This Saturday, Cambodia’s second largest road race welcomes its sixth edition as athletics enthusiasts run along the banks of the Pursat river in Pursat town.
Since its first appearance in 2007, the number of participants in the annual Pursat River Run has grown steadily, as well as the media attention.
Last year there were 1,100 registered runners, although due to heavy rains that fell moments before the start, the field being reduced to 800.
As in the past few years, the main events will be a 10km and a 5km race, a race for amputees and a race for wheelchair-bound athletes. However, for the first time in the history of the event, there will be a volleyball match between teams of players with a disability from Phnom Penh and Pursat.
The 10km run gets under way at 6:30am at Spean Thmor (Stone Bridge) in Pursat town centre.

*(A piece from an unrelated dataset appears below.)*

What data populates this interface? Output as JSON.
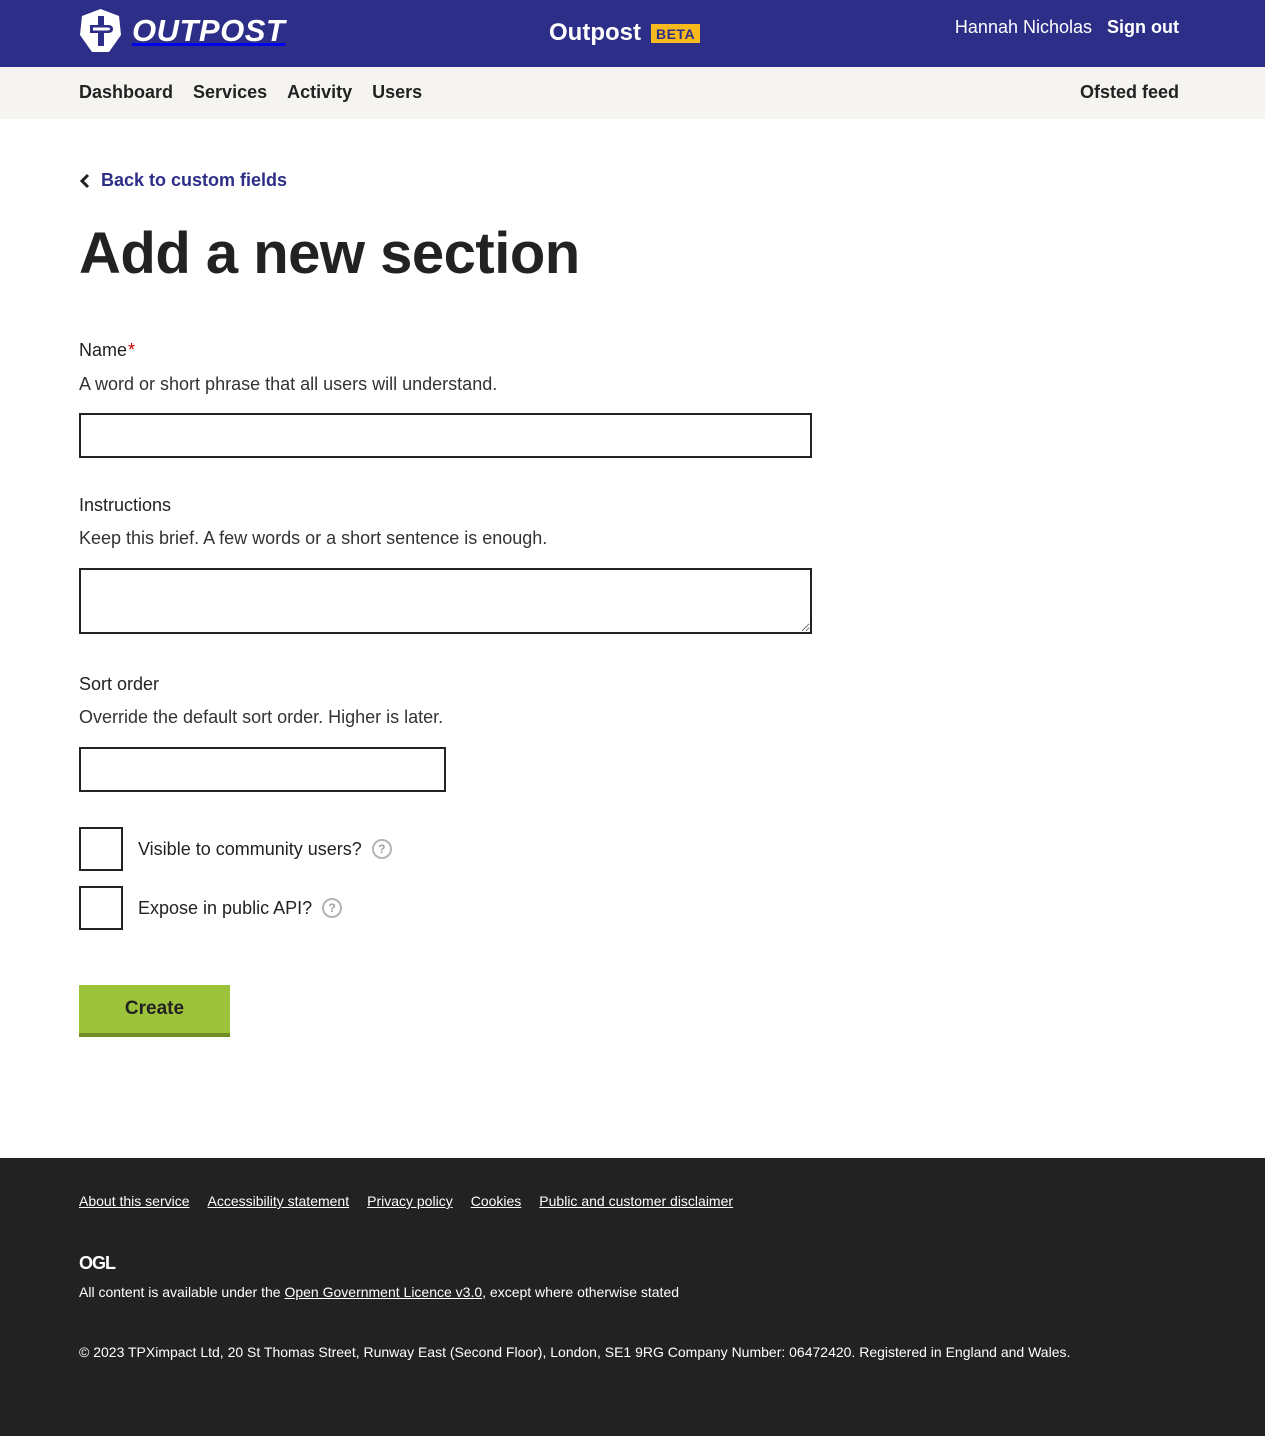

Smart Mobile, the main sponsor for a few incarnations already, is again involved to help make this year’s run the most successful ever.
The local mobile-phone operator is donating the prize money and a T-shirt for every competitor, while the Australian Red Cross is also contributing with running costs.
The event was first brought to life by an NGO called Disability Development Services Project (DDSP). With very few road races in Cambodia, other then the annual Angkor Wat International Half Marathon in Siem Reap, the organisation wanted to create a possibility for kids and people with a disability, as well as local runners, to integrate more sport into their lives.
“Now in its sixth year, the event has in the past attracted many of Cambodia’s top runners, including Olympic star Kieng Samorn and national marathon record holder Hem Bunting.
However, the race welcomes runners of all abilities from around the Kingdom,” Pursat River Run founder Steve Harknett told the Post.
For the first time in its history, organisational duties have been left solely in the hands of locals, with Harknett unable to attend due to work commitments abroad.
For more information and to register, please email DDSP at [email protected], or phone Pheng Samnang on 070 796 239. Admission fee for Cambodians is $1 and expats will be charged $10 for a place.